09 March 2010: 

weinsteins and gavinos pasta bar factory

 

Back in Montreal for the first time in many years (notwithstanding transiting through Dorval) and it seems to me on first glance as though that while the city structure is clearly a little distressed, what with the potholes and dodgy sidewalks (mind you, KTown can offer craters as awful as the best of them), there is much more excitement now then when I last called it home.   Maybe I am wrong, but I didn’t see too many storefronts for let, I did see plenty of sharply dressed folks and everyone seems fairly cheerful.   Despite my shocking neglect of the place, Montreal still remains my favourite Canadian city. At Wednesday night dinner comfortably ensconced in the window and indulging in a bit of people watching, I did notice that an inordinate number of vehicles flowing south on Stanley were of the Mercedes, Audi, Land Rover, BMW variety – perhaps indicative of a local economic confidence which seems to be ignored in the rest of Canada.  I suppose it is easy to overlook Montreal especially in afterglow of the Olympics and the ‘me first’ attitude of Tranna.   Thursday night off to Weinsteins and Gavinos for a meal, and then down the block to Three Brasseurs for a couple of beer, before heading back to the hotel. 

How to get there
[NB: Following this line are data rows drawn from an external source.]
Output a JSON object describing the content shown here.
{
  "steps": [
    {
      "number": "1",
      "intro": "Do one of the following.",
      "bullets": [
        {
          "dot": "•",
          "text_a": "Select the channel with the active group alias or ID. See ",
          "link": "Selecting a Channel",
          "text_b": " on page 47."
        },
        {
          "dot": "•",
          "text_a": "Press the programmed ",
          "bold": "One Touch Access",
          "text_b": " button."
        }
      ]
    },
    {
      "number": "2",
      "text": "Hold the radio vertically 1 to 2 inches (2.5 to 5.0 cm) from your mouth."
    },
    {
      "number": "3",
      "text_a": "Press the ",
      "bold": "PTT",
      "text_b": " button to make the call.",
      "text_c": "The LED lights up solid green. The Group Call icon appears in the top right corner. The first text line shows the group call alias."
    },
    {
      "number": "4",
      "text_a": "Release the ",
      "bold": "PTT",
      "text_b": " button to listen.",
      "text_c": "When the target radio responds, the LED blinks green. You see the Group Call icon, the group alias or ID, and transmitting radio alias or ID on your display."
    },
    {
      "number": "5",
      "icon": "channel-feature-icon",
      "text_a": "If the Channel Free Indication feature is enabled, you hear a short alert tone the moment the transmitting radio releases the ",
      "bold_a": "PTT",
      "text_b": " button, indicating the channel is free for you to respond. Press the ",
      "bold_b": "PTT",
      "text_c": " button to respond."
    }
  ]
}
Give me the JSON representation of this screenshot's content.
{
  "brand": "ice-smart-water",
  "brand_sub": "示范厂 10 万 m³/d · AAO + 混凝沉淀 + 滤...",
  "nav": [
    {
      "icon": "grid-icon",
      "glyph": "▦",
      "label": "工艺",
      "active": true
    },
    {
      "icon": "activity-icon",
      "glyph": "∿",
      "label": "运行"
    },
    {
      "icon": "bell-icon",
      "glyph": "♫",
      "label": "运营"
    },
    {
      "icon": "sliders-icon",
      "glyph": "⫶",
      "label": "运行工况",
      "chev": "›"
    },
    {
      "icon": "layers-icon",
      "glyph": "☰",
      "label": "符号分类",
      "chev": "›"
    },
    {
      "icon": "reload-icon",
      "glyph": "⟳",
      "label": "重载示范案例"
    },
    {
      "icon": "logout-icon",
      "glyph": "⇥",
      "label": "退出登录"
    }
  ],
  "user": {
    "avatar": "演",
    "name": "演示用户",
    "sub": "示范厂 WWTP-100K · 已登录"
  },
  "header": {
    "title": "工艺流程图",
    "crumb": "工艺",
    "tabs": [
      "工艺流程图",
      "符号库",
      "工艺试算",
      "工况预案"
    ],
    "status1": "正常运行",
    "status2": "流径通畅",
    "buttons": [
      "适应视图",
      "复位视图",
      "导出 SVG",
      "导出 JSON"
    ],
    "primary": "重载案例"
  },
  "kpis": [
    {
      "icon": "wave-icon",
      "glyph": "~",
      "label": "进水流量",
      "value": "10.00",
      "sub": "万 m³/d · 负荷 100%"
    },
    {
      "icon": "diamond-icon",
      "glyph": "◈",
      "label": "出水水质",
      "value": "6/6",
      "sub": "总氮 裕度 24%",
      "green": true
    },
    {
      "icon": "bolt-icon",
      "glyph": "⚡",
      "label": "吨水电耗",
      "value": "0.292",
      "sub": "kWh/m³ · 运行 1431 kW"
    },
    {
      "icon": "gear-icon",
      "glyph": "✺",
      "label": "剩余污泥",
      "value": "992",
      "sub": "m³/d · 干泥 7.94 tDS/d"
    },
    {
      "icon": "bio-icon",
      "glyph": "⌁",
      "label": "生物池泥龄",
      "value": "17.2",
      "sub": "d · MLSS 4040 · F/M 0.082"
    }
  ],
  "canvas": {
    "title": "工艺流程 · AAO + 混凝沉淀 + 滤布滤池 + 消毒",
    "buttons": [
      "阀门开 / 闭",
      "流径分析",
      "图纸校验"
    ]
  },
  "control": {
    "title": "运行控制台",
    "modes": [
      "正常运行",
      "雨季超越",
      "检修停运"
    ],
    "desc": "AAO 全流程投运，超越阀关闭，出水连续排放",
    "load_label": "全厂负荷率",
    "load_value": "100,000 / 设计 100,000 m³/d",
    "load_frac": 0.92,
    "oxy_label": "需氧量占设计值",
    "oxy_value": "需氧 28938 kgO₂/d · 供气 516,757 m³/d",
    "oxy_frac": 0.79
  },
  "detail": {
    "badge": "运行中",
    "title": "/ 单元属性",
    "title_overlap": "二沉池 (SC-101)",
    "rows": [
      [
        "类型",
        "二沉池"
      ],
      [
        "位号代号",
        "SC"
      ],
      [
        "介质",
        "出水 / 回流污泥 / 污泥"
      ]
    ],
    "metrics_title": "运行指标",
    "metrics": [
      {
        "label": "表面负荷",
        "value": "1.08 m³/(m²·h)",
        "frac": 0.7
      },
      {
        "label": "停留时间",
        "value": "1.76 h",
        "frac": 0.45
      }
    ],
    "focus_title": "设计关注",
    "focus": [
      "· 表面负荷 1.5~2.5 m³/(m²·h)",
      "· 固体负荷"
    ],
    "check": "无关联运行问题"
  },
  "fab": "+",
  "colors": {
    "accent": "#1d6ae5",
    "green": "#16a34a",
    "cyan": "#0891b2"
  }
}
  • VIA RAIL:  I am more and more convinced that this is the best way to travel to Montreal – no headaches with traffic, no time wasted looking for or paying extortionate rates for parking etc. 
  • By Car:  If you must insist on taking your vehicle, then of course Montreal is well serviced by several major highways leading into the city.  The roads are a bit rough in places – comes from overbuilding the infrastructure and then neglecting it for decades I suppose.   Please note that there isn’t actually much of a bypass around the city – especially to the south.